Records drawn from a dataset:
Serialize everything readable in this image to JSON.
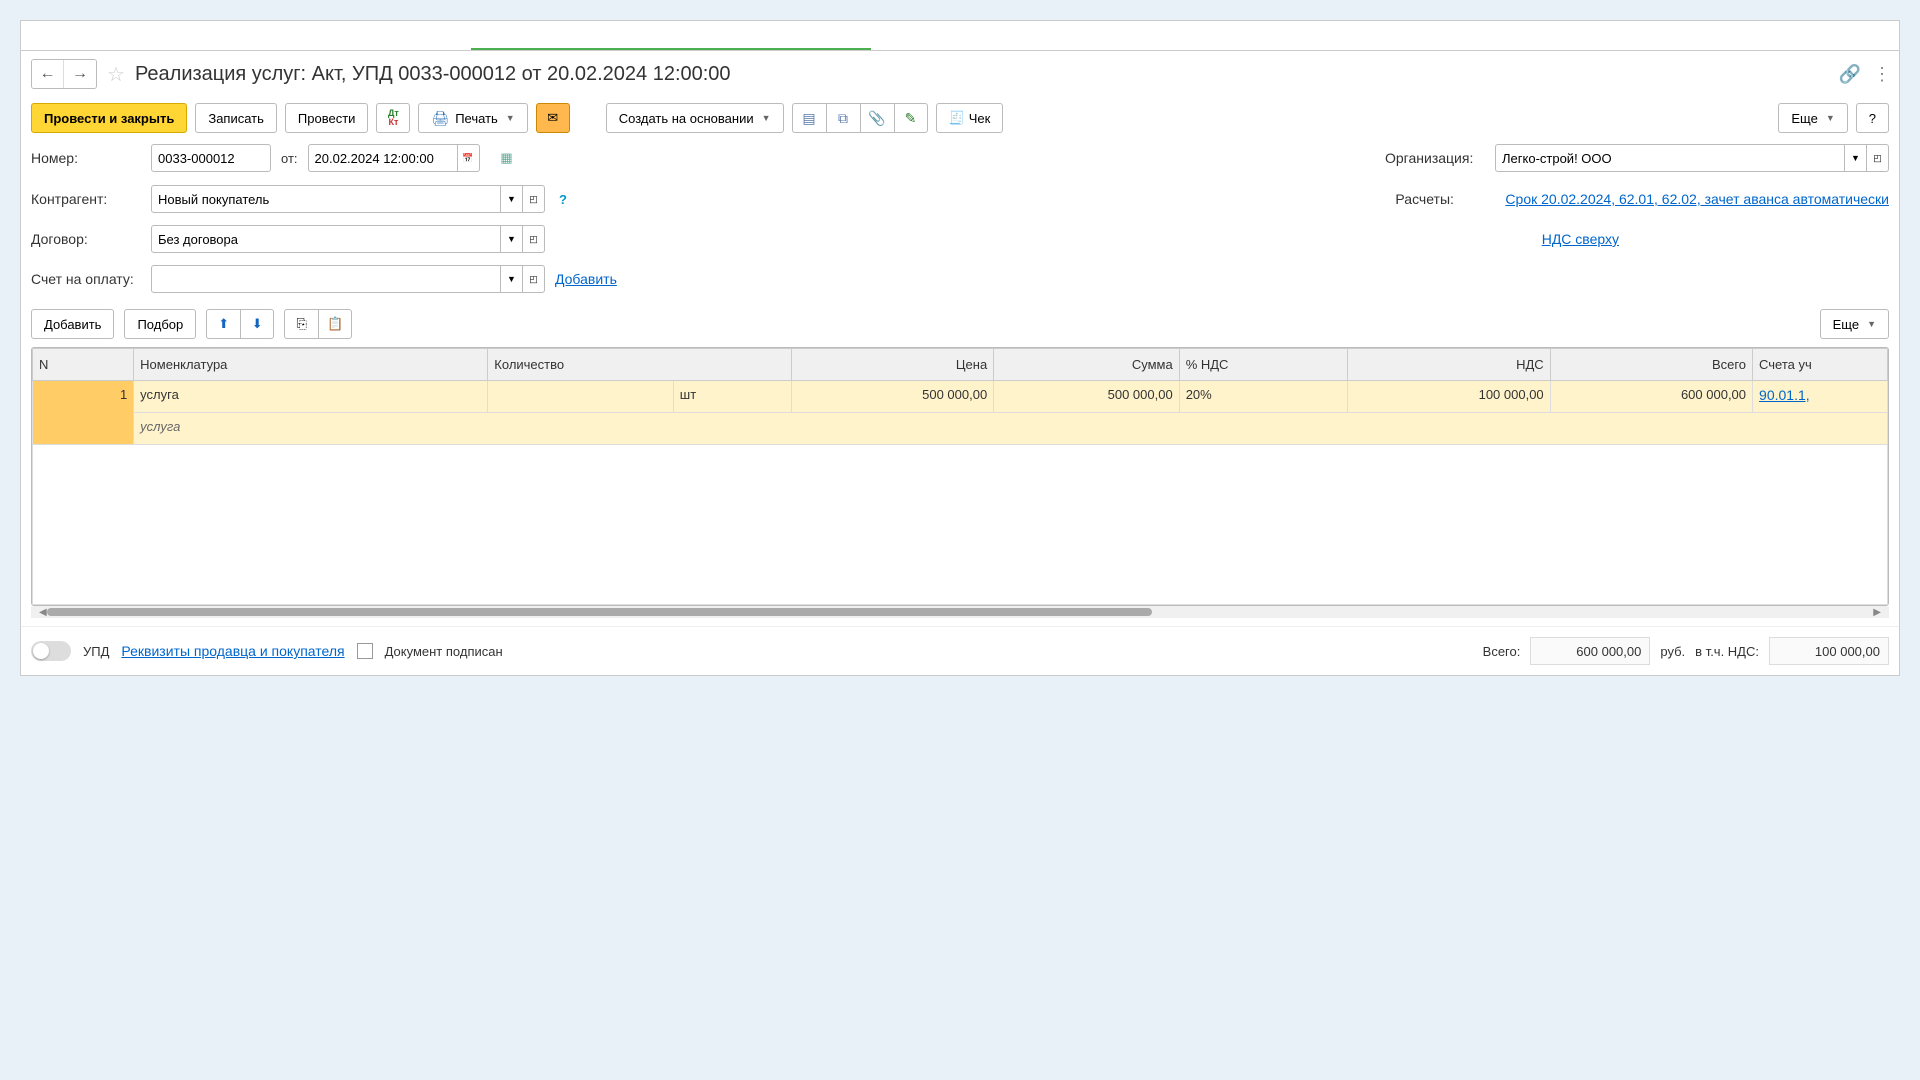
{
  "header": {
    "title": "Реализация услуг: Акт, УПД 0033-000012 от 20.02.2024 12:00:00"
  },
  "toolbar": {
    "post_close": "Провести и закрыть",
    "save": "Записать",
    "post": "Провести",
    "print": "Печать",
    "create_based": "Создать на основании",
    "check": "Чек",
    "more": "Еще",
    "help": "?"
  },
  "form": {
    "number_label": "Номер:",
    "number_value": "0033-000012",
    "from_label": "от:",
    "date_value": "20.02.2024 12:00:00",
    "org_label": "Организация:",
    "org_value": "Легко-строй! ООО",
    "contragent_label": "Контрагент:",
    "contragent_value": "Новый покупатель",
    "calc_label": "Расчеты:",
    "calc_link": "Срок 20.02.2024, 62.01, 62.02, зачет аванса автоматически",
    "contract_label": "Договор:",
    "contract_value": "Без договора",
    "vat_link": "НДС сверху",
    "invoice_label": "Счет на оплату:",
    "invoice_value": "",
    "add_link": "Добавить"
  },
  "table_toolbar": {
    "add": "Добавить",
    "pick": "Подбор",
    "more": "Еще"
  },
  "table": {
    "headers": {
      "n": "N",
      "nomenclature": "Номенклатура",
      "qty": "Количество",
      "price": "Цена",
      "sum": "Сумма",
      "vat_pct": "% НДС",
      "vat": "НДС",
      "total": "Всего",
      "accounts": "Счета уч"
    },
    "rows": [
      {
        "n": "1",
        "nomenclature": "услуга",
        "nomenclature_sub": "услуга",
        "qty": "",
        "unit": "шт",
        "price": "500 000,00",
        "sum": "500 000,00",
        "vat_pct": "20%",
        "vat": "100 000,00",
        "total": "600 000,00",
        "accounts": "90.01.1,"
      }
    ]
  },
  "footer": {
    "upd_label": "УПД",
    "seller_link": "Реквизиты продавца и покупателя",
    "signed_label": "Документ подписан",
    "total_label": "Всего:",
    "total_value": "600 000,00",
    "currency": "руб.",
    "vat_label": "в т.ч. НДС:",
    "vat_value": "100 000,00"
  }
}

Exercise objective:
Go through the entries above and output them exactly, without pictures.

Result below:
Serialize everything readable in this image to JSON.
{
  "header": {
    "title": "Реализация услуг: Акт, УПД 0033-000012 от 20.02.2024 12:00:00"
  },
  "toolbar": {
    "post_close": "Провести и закрыть",
    "save": "Записать",
    "post": "Провести",
    "print": "Печать",
    "create_based": "Создать на основании",
    "check": "Чек",
    "more": "Еще",
    "help": "?"
  },
  "form": {
    "number_label": "Номер:",
    "number_value": "0033-000012",
    "from_label": "от:",
    "date_value": "20.02.2024 12:00:00",
    "org_label": "Организация:",
    "org_value": "Легко-строй! ООО",
    "contragent_label": "Контрагент:",
    "contragent_value": "Новый покупатель",
    "calc_label": "Расчеты:",
    "calc_link": "Срок 20.02.2024, 62.01, 62.02, зачет аванса автоматически",
    "contract_label": "Договор:",
    "contract_value": "Без договора",
    "vat_link": "НДС сверху",
    "invoice_label": "Счет на оплату:",
    "invoice_value": "",
    "add_link": "Добавить"
  },
  "table_toolbar": {
    "add": "Добавить",
    "pick": "Подбор",
    "more": "Еще"
  },
  "table": {
    "headers": {
      "n": "N",
      "nomenclature": "Номенклатура",
      "qty": "Количество",
      "price": "Цена",
      "sum": "Сумма",
      "vat_pct": "% НДС",
      "vat": "НДС",
      "total": "Всего",
      "accounts": "Счета уч"
    },
    "rows": [
      {
        "n": "1",
        "nomenclature": "услуга",
        "nomenclature_sub": "услуга",
        "qty": "",
        "unit": "шт",
        "price": "500 000,00",
        "sum": "500 000,00",
        "vat_pct": "20%",
        "vat": "100 000,00",
        "total": "600 000,00",
        "accounts": "90.01.1,"
      }
    ]
  },
  "footer": {
    "upd_label": "УПД",
    "seller_link": "Реквизиты продавца и покупателя",
    "signed_label": "Документ подписан",
    "total_label": "Всего:",
    "total_value": "600 000,00",
    "currency": "руб.",
    "vat_label": "в т.ч. НДС:",
    "vat_value": "100 000,00"
  }
}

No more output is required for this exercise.